Since functional enrichment analysis is a ‘classic’ among the methods for the biological interpretation of lists of genes there are numerous tools available for such purpose (not all of them are web servers). Reviews can be found in (8,12). A common criticism to many of these tools is that many of them offer almost exactly the same options with slight differences in the tests or in the strategies for testing (12). Programs for functional enrichment analysis must improve their performances by expanding the biologically relevant concepts to be tested beyond the common functional annotations which, in some cases, implies the implementation of different types of tests. It is of special importance the study of orthogonal concepts such as function, regulation, physical interactions, etc., given that it allows to detect genes with common annotations (e.g. genes involved in a given pathway and under the control of the same transcription factor), which provide a more complete biological interpretation of the experiment studied.
Given the number of distinct functional, regulatory, structural and other biologically relevant concepts that have been included in the FatiGO+ it can be considered one of the most complete tools for studying functional enrichment to our knowledge.
Since the biological interpretation of microarray experiments represents a major demand of functional enrichment methods we have connected FatiGO+ to our GEPAS (41,42) suite for microarray data analysis. Nevertheless, despite this primary use, it is important to remark that FatiGO+ can be applied to any type of genome-scale experiment (e.g. proteomics, massive KO with siRNAs, whole genome genotyping, etc.) or even to check genome-scale hypothesis (in evolution, population genetics, development, etc.)
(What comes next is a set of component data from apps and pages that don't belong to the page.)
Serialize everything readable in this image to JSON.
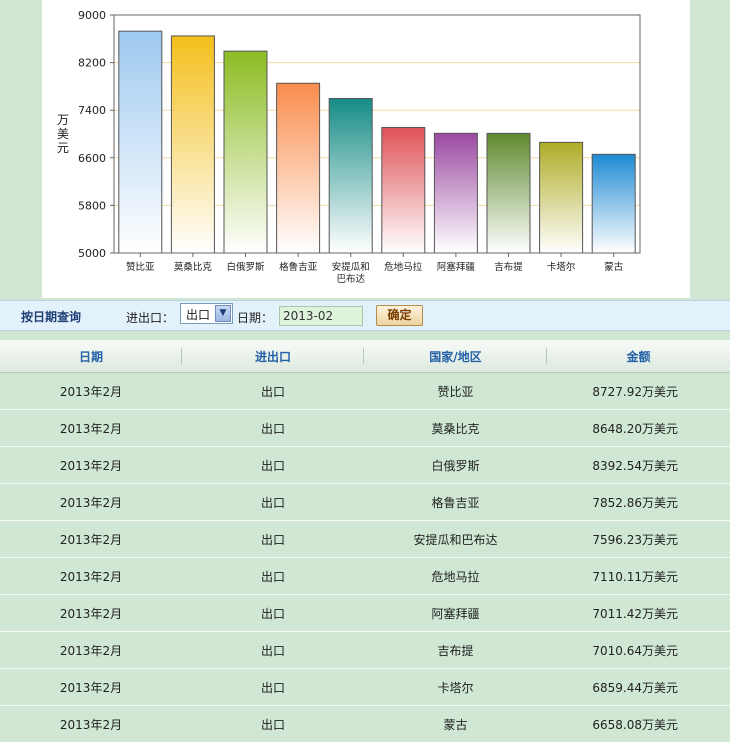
{
  "chart_data": {
    "type": "bar",
    "ylabel": "万美元",
    "ylim": [
      5000,
      9000
    ],
    "yticks": [
      5000,
      5800,
      6600,
      7400,
      8200,
      9000
    ],
    "grid": true,
    "categories": [
      "赞比亚",
      "莫桑比克",
      "白俄罗斯",
      "格鲁吉亚",
      "安提瓜和巴布达",
      "危地马拉",
      "阿塞拜疆",
      "吉布提",
      "卡塔尔",
      "蒙古"
    ],
    "values": [
      8727.92,
      8648.2,
      8392.54,
      7852.86,
      7596.23,
      7110.11,
      7011.42,
      7010.64,
      6859.44,
      6658.08
    ],
    "colors": [
      "#9ec9f0",
      "#f3bf1b",
      "#8cbc22",
      "#f98c4c",
      "#168c86",
      "#e05257",
      "#9b4aa2",
      "#5f8a2f",
      "#aeac26",
      "#1f8ad4"
    ]
  },
  "query": {
    "title": "按日期查询",
    "direction_label": "进出口：",
    "direction_value": "出口",
    "date_label": "日期：",
    "date_value": "2013-02",
    "confirm_label": "确定"
  },
  "table": {
    "headers": [
      "日期",
      "进出口",
      "国家/地区",
      "金额"
    ],
    "rows": [
      [
        "2013年2月",
        "出口",
        "赞比亚",
        "8727.92万美元"
      ],
      [
        "2013年2月",
        "出口",
        "莫桑比克",
        "8648.20万美元"
      ],
      [
        "2013年2月",
        "出口",
        "白俄罗斯",
        "8392.54万美元"
      ],
      [
        "2013年2月",
        "出口",
        "格鲁吉亚",
        "7852.86万美元"
      ],
      [
        "2013年2月",
        "出口",
        "安提瓜和巴布达",
        "7596.23万美元"
      ],
      [
        "2013年2月",
        "出口",
        "危地马拉",
        "7110.11万美元"
      ],
      [
        "2013年2月",
        "出口",
        "阿塞拜疆",
        "7011.42万美元"
      ],
      [
        "2013年2月",
        "出口",
        "吉布提",
        "7010.64万美元"
      ],
      [
        "2013年2月",
        "出口",
        "卡塔尔",
        "6859.44万美元"
      ],
      [
        "2013年2月",
        "出口",
        "蒙古",
        "6658.08万美元"
      ]
    ]
  }
}
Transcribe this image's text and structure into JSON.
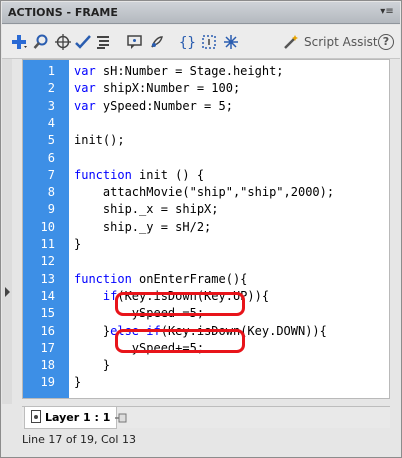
{
  "window": {
    "title": "ACTIONS - FRAME"
  },
  "toolbar": {
    "buttons": [
      "add-script-item-icon",
      "find-icon",
      "insert-target-path-icon",
      "check-syntax-icon",
      "auto-format-icon",
      "show-code-hint-icon",
      "debug-options-icon",
      "collapse-between-braces-icon",
      "collapse-selection-icon",
      "expand-all-icon"
    ],
    "script_assist_label": "Script Assist",
    "help_label": "?"
  },
  "editor": {
    "lines": [
      {
        "num": "1",
        "text": "var sH:Number = Stage.height;"
      },
      {
        "num": "2",
        "text": "var shipX:Number = 100;"
      },
      {
        "num": "3",
        "text": "var ySpeed:Number = 5;"
      },
      {
        "num": "4",
        "text": ""
      },
      {
        "num": "5",
        "text": "init();"
      },
      {
        "num": "6",
        "text": ""
      },
      {
        "num": "7",
        "text": "function init () {"
      },
      {
        "num": "8",
        "text": "    attachMovie(\"ship\",\"ship\",2000);"
      },
      {
        "num": "9",
        "text": "    ship._x = shipX;"
      },
      {
        "num": "10",
        "text": "    ship._y = sH/2;"
      },
      {
        "num": "11",
        "text": "}"
      },
      {
        "num": "12",
        "text": ""
      },
      {
        "num": "13",
        "text": "function onEnterFrame(){"
      },
      {
        "num": "14",
        "text": "    if(Key.isDown(Key.UP)){"
      },
      {
        "num": "15",
        "text": "        ySpeed-=5;"
      },
      {
        "num": "16",
        "text": "    }else if(Key.isDown(Key.DOWN)){"
      },
      {
        "num": "17",
        "text": "        ySpeed+=5;"
      },
      {
        "num": "18",
        "text": "    }"
      },
      {
        "num": "19",
        "text": "}"
      }
    ],
    "highlight_color": "#e8141a",
    "gutter_color": "#3d8fe6"
  },
  "tabs": {
    "layer_label": "Layer 1 : 1"
  },
  "status": {
    "text": "Line 17 of 19, Col 13"
  }
}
This work is supported by grants from the Spanish ministry of education and science (BIO 2005-01078) and the National Institute of Bioinformatics (www.inab.org) a platform of Genoma España. Funding to pay the Open Access publication charges for this article was provided by Genoma España.
Conflict of interest statement. None declared.